# Your goal
The records sit below. Return every line in them that holds the word "true".

======

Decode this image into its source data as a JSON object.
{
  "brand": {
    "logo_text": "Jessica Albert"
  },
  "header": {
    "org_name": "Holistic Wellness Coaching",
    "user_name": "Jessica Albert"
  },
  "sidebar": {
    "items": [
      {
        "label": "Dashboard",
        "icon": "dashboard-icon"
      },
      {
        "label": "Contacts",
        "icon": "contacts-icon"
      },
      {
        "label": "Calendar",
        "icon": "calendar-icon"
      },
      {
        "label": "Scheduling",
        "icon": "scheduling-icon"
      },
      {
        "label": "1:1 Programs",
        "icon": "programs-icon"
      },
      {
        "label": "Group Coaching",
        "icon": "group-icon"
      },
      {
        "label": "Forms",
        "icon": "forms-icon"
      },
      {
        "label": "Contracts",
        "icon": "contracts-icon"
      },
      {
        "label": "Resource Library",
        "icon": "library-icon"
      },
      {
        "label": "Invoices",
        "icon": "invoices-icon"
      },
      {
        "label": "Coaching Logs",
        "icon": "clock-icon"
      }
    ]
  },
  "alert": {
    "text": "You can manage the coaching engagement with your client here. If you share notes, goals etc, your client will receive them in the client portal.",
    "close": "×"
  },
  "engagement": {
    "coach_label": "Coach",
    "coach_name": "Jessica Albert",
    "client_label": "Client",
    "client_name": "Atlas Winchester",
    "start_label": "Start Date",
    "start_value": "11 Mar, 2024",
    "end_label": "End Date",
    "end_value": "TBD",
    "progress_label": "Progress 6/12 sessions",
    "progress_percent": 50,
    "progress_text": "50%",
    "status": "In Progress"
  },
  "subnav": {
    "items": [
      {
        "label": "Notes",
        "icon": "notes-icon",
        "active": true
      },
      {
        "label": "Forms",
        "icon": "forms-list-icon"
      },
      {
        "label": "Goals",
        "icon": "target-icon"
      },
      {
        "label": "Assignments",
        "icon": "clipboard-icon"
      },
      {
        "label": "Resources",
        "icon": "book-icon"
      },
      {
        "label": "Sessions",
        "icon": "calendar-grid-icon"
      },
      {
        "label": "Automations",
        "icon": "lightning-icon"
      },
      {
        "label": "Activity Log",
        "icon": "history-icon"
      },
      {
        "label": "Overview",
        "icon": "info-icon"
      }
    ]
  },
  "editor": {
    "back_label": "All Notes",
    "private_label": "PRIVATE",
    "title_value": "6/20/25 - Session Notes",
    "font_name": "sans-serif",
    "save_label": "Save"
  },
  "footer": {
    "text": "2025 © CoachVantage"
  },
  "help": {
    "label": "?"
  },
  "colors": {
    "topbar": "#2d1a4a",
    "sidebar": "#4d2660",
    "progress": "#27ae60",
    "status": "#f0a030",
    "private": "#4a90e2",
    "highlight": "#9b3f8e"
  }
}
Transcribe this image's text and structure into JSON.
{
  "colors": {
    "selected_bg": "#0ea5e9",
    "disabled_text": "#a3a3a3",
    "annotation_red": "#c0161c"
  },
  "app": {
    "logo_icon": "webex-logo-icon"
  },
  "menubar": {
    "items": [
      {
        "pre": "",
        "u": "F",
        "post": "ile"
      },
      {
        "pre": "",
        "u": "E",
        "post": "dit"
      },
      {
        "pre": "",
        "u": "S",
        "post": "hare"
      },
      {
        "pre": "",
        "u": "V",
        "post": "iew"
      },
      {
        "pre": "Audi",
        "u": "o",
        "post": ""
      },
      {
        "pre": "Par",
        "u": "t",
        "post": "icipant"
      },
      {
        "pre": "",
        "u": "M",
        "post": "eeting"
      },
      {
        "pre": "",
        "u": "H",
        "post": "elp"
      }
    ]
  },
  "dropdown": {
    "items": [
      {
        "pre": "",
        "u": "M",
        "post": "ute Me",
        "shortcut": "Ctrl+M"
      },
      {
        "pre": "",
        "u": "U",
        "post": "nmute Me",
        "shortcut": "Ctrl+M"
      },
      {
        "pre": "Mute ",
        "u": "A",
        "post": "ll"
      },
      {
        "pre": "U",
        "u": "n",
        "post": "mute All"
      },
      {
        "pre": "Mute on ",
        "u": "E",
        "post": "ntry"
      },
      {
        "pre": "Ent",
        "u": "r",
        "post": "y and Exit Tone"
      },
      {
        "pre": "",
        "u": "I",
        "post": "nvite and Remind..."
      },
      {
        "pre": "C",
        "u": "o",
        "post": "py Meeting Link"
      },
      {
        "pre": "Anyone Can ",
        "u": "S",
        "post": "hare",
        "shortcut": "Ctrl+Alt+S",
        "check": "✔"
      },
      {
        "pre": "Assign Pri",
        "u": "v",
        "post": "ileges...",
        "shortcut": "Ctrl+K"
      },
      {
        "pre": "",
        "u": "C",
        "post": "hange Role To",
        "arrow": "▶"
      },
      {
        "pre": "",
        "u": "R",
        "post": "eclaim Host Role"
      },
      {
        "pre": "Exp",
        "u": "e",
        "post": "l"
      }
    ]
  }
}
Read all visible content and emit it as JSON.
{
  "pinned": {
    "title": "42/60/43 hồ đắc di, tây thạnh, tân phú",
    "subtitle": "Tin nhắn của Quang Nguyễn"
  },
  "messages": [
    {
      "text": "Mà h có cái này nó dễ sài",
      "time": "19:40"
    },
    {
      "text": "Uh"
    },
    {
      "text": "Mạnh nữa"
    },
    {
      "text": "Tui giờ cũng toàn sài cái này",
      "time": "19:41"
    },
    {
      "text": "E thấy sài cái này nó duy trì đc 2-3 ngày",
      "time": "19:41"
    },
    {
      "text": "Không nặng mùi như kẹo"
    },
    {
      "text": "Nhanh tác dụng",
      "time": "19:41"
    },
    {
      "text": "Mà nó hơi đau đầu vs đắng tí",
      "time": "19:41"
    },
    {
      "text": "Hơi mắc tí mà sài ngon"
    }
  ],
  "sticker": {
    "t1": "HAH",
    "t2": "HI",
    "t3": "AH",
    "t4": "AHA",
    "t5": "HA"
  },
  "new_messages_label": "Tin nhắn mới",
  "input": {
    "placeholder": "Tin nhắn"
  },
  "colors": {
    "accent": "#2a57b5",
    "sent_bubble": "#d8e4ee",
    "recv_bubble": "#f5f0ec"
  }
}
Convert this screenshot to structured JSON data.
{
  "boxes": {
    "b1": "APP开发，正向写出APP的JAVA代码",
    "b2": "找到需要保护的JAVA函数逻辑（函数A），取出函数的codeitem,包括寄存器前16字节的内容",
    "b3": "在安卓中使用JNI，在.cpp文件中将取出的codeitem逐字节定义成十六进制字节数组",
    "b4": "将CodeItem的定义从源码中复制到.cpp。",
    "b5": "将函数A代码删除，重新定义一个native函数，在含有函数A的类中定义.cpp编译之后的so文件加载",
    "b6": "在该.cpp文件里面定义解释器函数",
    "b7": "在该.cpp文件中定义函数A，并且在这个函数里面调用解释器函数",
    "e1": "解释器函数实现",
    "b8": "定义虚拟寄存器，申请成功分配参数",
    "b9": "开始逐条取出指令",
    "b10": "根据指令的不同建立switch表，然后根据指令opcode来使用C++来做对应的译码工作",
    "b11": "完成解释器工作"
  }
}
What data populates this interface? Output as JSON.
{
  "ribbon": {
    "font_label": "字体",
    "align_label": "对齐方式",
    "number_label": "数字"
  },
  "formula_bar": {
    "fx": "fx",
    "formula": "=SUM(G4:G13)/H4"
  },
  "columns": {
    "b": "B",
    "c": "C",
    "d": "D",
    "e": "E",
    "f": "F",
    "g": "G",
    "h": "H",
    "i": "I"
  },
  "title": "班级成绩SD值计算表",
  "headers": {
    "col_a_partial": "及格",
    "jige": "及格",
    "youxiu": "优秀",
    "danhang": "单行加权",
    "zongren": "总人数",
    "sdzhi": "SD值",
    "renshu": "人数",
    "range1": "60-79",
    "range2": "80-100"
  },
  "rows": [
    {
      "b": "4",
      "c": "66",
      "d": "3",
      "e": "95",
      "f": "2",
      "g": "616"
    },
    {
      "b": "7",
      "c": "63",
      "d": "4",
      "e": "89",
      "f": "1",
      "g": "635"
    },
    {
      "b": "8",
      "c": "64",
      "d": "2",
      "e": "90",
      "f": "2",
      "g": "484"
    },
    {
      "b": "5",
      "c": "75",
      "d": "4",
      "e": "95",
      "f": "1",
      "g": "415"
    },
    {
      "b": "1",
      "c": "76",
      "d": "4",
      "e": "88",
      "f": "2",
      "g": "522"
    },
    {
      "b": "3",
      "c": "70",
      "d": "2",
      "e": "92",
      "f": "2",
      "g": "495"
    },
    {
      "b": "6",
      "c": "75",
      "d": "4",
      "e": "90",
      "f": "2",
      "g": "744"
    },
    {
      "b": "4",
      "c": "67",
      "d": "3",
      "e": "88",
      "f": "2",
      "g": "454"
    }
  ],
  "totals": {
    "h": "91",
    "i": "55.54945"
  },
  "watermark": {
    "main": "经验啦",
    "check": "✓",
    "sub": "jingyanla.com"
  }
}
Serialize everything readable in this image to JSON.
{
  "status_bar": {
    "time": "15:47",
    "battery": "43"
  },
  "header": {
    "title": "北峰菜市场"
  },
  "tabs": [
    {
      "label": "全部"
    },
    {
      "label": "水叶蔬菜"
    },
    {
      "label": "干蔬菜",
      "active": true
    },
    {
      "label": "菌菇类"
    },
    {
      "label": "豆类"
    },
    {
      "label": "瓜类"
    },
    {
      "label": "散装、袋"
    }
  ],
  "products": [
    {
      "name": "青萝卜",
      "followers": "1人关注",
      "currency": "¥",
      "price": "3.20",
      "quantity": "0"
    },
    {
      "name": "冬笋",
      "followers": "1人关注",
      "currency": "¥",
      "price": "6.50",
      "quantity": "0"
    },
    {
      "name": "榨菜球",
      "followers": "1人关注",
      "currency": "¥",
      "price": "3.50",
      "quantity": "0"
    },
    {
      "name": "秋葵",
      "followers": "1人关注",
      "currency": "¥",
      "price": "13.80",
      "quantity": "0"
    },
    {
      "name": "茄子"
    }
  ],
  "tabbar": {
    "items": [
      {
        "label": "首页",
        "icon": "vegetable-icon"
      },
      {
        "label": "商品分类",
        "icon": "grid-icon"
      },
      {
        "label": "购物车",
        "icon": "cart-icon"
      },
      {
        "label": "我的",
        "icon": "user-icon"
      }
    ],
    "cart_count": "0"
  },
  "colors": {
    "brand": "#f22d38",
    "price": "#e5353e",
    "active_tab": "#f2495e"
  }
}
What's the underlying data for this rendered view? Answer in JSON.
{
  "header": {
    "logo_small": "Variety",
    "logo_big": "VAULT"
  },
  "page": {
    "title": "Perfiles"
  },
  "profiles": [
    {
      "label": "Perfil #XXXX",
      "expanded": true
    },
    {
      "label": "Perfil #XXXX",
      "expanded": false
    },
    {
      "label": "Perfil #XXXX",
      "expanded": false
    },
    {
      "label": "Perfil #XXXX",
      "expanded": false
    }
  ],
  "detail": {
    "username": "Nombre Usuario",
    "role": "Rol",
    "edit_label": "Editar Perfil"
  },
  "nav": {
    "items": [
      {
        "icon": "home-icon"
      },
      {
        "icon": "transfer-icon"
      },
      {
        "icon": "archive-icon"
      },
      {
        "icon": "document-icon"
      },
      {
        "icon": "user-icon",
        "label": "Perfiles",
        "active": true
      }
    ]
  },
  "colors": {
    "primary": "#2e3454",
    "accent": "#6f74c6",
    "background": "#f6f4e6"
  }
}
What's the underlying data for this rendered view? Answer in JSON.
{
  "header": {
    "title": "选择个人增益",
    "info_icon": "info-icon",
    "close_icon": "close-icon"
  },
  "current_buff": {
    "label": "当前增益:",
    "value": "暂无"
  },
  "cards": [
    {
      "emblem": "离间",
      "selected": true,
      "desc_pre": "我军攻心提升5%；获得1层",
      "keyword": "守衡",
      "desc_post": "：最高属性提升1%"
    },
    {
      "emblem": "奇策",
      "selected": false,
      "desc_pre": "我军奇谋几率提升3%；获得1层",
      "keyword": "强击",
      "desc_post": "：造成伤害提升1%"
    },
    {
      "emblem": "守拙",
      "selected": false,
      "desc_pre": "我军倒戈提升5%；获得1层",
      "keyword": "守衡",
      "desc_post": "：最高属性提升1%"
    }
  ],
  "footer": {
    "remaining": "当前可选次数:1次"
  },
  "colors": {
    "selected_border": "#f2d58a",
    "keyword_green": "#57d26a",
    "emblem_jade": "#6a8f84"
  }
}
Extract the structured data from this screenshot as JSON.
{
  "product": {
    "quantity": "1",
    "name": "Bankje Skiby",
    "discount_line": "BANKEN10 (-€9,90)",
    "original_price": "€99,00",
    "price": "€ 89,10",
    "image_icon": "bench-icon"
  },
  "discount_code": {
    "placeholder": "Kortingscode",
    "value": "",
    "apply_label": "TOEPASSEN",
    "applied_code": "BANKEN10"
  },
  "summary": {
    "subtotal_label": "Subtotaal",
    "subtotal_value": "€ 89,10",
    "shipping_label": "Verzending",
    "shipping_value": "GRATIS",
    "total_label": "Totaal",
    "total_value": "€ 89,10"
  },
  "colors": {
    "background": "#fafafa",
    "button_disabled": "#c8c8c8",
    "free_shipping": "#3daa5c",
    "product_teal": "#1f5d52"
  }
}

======

# Solution for this exercise
        "active": true
      "active": true
      "expanded": true
        "active": true
      "selected": true,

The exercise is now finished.